To do: Look through the material beneath and copy each line with the word "JSON".

The input:
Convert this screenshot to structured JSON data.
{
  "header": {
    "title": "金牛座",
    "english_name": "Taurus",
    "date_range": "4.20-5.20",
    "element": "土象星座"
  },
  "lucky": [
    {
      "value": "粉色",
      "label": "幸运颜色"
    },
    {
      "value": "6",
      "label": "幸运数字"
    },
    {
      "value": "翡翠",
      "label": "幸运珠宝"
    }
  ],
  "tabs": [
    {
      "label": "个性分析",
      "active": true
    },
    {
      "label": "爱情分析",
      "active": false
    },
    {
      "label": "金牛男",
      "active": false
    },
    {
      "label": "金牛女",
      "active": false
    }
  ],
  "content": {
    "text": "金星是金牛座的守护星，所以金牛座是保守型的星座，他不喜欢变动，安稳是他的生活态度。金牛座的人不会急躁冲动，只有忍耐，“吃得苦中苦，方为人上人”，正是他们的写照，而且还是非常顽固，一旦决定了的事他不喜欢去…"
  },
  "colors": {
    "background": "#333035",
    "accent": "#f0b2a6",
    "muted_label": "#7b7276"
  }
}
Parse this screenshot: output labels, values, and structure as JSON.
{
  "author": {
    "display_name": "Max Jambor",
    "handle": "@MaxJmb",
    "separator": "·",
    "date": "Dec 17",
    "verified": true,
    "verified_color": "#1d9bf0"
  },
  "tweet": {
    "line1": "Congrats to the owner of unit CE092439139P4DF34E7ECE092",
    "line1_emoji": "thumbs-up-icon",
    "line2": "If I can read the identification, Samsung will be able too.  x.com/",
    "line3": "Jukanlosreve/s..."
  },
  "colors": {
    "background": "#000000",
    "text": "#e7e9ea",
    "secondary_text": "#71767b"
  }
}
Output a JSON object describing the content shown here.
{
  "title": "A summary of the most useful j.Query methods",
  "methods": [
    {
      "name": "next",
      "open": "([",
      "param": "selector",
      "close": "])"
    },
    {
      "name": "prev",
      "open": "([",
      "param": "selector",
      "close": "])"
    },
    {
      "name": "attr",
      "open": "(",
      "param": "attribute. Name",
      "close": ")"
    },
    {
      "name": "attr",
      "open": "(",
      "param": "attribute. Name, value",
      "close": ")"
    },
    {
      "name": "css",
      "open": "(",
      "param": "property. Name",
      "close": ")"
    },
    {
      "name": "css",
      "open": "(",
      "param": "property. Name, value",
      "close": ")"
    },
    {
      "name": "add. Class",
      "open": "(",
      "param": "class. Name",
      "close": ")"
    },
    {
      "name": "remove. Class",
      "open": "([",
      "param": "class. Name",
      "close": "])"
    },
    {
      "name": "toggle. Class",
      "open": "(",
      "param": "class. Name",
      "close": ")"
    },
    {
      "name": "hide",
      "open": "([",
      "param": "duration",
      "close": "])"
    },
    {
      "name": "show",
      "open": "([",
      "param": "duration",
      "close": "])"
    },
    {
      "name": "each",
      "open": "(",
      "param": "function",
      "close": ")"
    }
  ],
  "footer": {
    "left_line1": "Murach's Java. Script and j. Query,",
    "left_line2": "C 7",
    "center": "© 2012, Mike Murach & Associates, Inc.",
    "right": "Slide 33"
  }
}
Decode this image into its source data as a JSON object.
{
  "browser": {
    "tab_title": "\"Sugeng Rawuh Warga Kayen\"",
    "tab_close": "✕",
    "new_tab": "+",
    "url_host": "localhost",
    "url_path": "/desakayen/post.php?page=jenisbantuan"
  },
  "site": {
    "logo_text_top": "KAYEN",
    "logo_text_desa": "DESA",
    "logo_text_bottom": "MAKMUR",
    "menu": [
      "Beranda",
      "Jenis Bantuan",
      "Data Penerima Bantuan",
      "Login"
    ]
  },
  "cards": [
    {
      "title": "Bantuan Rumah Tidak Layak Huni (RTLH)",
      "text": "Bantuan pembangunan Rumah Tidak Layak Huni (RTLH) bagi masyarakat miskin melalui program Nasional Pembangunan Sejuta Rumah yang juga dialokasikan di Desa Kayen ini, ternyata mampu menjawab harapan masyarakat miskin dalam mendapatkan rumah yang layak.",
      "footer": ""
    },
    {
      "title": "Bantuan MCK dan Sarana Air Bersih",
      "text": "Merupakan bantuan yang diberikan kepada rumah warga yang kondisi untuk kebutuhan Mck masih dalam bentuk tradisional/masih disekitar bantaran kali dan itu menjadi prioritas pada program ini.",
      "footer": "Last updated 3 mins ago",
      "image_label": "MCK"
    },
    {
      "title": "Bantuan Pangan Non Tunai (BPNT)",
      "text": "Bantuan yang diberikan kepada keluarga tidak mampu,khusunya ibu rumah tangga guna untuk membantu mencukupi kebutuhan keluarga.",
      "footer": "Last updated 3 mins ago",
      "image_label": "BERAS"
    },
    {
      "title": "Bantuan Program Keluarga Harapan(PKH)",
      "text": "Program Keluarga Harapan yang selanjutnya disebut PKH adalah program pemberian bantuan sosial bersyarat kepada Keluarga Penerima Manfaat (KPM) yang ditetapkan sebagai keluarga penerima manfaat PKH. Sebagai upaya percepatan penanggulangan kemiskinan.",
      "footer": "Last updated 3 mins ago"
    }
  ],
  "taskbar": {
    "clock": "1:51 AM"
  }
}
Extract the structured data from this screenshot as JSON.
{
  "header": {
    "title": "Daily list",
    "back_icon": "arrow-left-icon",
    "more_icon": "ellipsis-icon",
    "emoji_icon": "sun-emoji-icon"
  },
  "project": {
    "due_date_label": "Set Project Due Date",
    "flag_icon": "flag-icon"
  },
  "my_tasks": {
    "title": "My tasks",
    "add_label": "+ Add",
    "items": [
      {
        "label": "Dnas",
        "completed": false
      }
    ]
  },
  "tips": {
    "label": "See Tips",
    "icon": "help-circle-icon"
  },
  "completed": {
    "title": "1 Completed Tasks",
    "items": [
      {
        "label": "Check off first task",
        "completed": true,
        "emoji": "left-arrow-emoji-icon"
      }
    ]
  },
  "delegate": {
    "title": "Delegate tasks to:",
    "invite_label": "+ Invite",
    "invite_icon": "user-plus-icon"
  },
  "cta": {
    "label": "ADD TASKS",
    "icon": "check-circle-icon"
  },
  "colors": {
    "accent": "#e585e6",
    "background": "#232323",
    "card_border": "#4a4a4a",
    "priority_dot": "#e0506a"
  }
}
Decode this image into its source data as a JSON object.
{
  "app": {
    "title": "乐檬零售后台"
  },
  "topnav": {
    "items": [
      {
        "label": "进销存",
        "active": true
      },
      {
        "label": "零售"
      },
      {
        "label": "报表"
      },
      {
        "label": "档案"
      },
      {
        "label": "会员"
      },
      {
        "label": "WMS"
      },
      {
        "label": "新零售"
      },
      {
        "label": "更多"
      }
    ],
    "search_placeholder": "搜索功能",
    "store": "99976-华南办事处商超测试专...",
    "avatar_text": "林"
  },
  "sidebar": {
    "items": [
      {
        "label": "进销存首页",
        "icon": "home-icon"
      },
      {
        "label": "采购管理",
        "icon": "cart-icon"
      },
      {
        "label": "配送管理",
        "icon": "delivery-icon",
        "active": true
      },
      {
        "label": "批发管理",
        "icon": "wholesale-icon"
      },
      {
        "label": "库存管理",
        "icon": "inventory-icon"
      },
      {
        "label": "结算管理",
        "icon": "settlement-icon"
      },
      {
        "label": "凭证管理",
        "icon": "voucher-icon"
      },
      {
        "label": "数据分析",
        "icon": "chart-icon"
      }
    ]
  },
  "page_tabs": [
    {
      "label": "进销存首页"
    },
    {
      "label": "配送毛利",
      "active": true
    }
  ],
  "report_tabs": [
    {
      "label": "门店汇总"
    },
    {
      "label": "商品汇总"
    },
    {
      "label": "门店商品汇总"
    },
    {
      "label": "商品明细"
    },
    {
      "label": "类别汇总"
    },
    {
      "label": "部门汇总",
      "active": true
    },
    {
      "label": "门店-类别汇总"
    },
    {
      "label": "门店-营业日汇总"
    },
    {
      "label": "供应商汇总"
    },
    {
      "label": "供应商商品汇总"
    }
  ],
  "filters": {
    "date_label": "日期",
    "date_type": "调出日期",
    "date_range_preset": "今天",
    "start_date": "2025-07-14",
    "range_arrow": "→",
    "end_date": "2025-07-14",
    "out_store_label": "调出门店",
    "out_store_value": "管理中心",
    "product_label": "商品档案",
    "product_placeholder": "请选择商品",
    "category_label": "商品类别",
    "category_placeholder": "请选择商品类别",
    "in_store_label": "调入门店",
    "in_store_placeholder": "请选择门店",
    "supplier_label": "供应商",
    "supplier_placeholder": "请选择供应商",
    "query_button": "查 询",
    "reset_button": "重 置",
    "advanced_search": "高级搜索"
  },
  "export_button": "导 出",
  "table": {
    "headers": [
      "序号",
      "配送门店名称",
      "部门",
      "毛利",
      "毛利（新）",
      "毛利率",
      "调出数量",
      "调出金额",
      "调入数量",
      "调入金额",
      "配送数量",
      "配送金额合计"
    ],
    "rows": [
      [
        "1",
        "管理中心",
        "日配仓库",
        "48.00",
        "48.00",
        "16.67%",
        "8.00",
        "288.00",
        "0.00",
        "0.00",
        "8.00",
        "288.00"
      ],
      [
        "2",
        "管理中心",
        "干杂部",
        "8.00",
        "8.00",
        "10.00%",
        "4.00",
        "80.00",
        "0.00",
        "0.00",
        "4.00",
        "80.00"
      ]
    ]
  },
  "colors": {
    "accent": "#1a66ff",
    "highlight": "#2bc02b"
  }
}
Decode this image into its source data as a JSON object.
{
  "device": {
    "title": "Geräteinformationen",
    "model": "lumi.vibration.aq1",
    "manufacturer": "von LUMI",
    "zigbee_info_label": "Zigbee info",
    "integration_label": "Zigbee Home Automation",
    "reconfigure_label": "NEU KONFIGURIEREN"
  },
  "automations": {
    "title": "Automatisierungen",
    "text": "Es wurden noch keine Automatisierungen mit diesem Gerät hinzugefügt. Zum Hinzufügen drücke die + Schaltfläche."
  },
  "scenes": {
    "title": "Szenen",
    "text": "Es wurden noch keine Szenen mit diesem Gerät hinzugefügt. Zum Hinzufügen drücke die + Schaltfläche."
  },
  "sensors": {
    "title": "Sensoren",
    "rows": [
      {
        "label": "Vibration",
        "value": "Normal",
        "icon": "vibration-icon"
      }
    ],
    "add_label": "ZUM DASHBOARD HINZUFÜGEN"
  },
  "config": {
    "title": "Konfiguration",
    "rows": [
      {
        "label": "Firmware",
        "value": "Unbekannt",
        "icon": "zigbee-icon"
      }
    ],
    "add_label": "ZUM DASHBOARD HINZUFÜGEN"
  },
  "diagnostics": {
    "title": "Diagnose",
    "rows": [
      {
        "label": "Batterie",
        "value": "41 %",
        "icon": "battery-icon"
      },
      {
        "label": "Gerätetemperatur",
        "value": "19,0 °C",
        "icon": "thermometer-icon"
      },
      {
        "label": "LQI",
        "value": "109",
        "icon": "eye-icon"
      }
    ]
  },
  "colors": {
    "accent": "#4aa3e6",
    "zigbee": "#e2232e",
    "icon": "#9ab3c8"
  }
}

Task solution:
Convert this screenshot to structured JSON data.
Parse this screenshot: output labels, values, and structure as JSON.
Output a JSON object describing the content shown here.
Decode this image into its source data as a JSON object.
Extract the structured data from this screenshot as JSON.
Decode this image into its source data as a JSON object.
Decode this image into its source data as a JSON object.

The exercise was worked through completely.